A look at the chances of Dolphins K Greg Joseph.

Three Patriots players hosted a criminal justice forum.

Why it’s important for Jets QB Sam Darnold to get as many reps as possible.

Former Ravens LB O.J. Brigance writes a touching first-person account of living with ALS.

Bengals QB Andy Dalton‘s apparently in the best shape of his career.

Browns TE David Njoku made strides this spring.

The Steelers are a top-three team in the league, at least in video game rankings.

The Texans made a pre-training camp roster move.

Colts coach Frank Reich likes his TE group.

Projecting the Jaguars’ 53-man roster.

The Titans are producing their own version of Hard Knocks.

The Broncos’ rookie WRs are making a good first impression.

The Chiefs met with supplemental draft prospect Adonis Alexander after his pro day.

A look at whether and how the Chargers can get a foothold in L.A.

The Raiders are offering their rookies some help adapting to life in the NFL.

Ranking the top CBs in Cowboys history.

The Giants rounded out their personnel staff.

The Eagles figure to be well-represented at an awards show.

Washington coaches love veteran G Shawn Lauvao.

A look at how the Bears can maximize OLB Leonard Floyd.

The Lions are trying (again) to build a running game.
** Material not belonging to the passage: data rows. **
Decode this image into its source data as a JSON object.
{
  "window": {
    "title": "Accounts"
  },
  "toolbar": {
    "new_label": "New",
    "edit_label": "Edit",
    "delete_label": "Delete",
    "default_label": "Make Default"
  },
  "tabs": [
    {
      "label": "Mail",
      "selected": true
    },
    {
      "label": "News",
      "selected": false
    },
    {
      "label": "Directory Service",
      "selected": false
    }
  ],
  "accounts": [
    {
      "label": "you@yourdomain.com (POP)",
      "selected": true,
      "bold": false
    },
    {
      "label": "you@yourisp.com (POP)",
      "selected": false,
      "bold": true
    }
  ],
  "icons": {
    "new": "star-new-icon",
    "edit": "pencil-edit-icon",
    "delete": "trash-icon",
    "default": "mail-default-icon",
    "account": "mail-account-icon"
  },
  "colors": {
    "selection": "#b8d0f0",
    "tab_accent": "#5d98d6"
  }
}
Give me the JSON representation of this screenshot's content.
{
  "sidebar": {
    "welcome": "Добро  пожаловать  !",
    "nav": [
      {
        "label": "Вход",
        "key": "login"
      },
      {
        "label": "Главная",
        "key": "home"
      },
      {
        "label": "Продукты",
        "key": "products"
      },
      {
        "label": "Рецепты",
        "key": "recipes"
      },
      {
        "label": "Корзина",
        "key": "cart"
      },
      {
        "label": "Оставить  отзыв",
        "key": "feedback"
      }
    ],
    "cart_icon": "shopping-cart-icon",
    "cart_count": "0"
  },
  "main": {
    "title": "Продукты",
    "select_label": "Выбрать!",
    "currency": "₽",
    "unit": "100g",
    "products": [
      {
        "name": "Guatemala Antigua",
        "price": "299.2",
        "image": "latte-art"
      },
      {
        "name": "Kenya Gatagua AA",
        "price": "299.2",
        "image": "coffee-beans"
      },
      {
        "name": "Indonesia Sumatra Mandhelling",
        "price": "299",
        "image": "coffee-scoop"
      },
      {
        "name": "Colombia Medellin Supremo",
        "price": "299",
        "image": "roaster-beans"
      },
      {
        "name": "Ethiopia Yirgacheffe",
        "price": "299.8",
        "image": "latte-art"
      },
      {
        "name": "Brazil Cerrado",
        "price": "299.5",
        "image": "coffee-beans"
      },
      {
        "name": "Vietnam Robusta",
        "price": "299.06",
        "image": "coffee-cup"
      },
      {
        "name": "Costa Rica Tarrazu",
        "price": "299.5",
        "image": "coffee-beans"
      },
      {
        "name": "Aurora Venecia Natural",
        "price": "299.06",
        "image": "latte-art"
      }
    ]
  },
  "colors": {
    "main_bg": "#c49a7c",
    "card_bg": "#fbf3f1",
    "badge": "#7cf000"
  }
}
Packers TE Jimmy Graham is hosting a cornhole tournament.

Former Vikings RB Adrian Peterson is still out there looking for work.

Falcons DT Grady Jarrett was among the top third-year players in the league last year.

Panthers CB Kevon Seymour is playing faster, and hoping to secure a starting job.

Saints RB Alvin Kamara is atop the fantasy football rankings.

The Buccaneers should feel good about their WR depth.

Cardinals DE Benson Mayowa is trying to carve out a role.

Rams RB Todd Gurley has a new Gatorade commercial.

49ers rookie LB Fred Warner got plenty of work in the middle, and responded well.

A look at Seahawks WR Brandon Marshall’s prospects this year.